Work instructions: Copy every line of the records exactly, without including the images.

══════════

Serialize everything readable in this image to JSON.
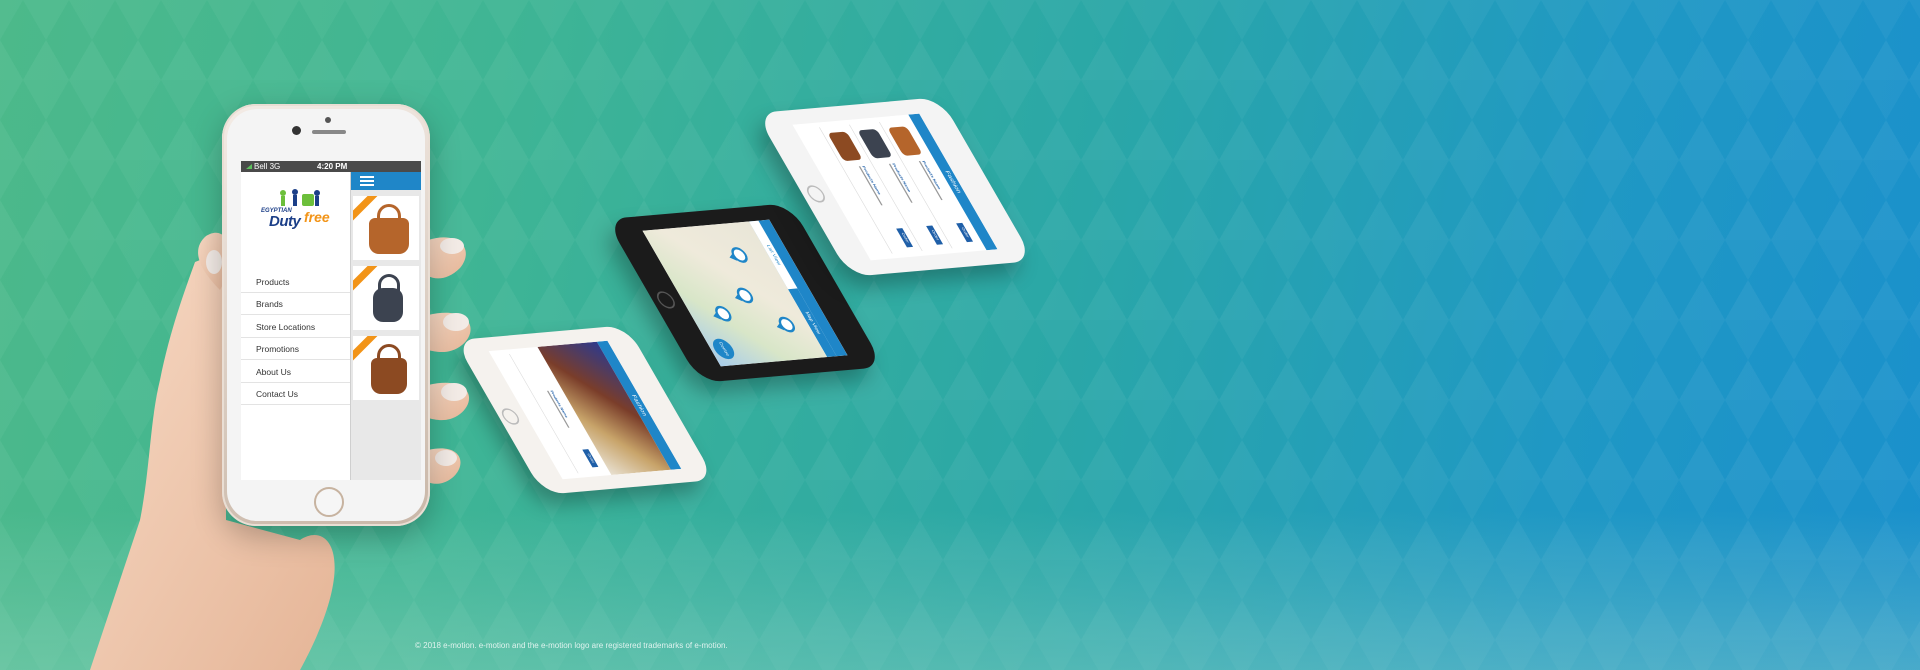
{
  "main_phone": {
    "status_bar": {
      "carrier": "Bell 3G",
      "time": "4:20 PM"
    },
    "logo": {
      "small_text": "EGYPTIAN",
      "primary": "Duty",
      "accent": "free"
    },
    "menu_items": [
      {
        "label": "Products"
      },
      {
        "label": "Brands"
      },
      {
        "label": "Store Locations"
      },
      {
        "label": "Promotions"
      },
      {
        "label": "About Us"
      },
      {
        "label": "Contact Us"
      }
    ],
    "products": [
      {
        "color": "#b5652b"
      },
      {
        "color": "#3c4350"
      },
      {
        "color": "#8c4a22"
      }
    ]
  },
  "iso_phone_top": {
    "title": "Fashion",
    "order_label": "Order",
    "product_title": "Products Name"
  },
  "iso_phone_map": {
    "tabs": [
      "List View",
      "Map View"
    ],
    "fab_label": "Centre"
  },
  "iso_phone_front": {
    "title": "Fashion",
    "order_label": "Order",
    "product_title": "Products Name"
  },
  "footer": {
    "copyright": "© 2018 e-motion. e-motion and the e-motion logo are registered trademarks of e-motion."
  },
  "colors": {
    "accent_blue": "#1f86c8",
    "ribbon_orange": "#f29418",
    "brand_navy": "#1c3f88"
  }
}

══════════

Exercise response:
Serialize everything readable in this image to JSON.
{
  "main_phone": {
    "status_bar": {
      "carrier": "Bell 3G",
      "time": "4:20 PM"
    },
    "logo": {
      "small_text": "EGYPTIAN",
      "primary": "Duty",
      "accent": "free"
    },
    "menu_items": [
      {
        "label": "Products"
      },
      {
        "label": "Brands"
      },
      {
        "label": "Store Locations"
      },
      {
        "label": "Promotions"
      },
      {
        "label": "About Us"
      },
      {
        "label": "Contact Us"
      }
    ],
    "products": [
      {
        "color": "#b5652b"
      },
      {
        "color": "#3c4350"
      },
      {
        "color": "#8c4a22"
      }
    ]
  },
  "iso_phone_top": {
    "title": "Fashion",
    "order_label": "Order",
    "product_title": "Products Name"
  },
  "iso_phone_map": {
    "tabs": [
      "List View",
      "Map View"
    ],
    "fab_label": "Centre"
  },
  "iso_phone_front": {
    "title": "Fashion",
    "order_label": "Order",
    "product_title": "Products Name"
  },
  "footer": {
    "copyright": "© 2018 e-motion. e-motion and the e-motion logo are registered trademarks of e-motion."
  },
  "colors": {
    "accent_blue": "#1f86c8",
    "ribbon_orange": "#f29418",
    "brand_navy": "#1c3f88"
  }
}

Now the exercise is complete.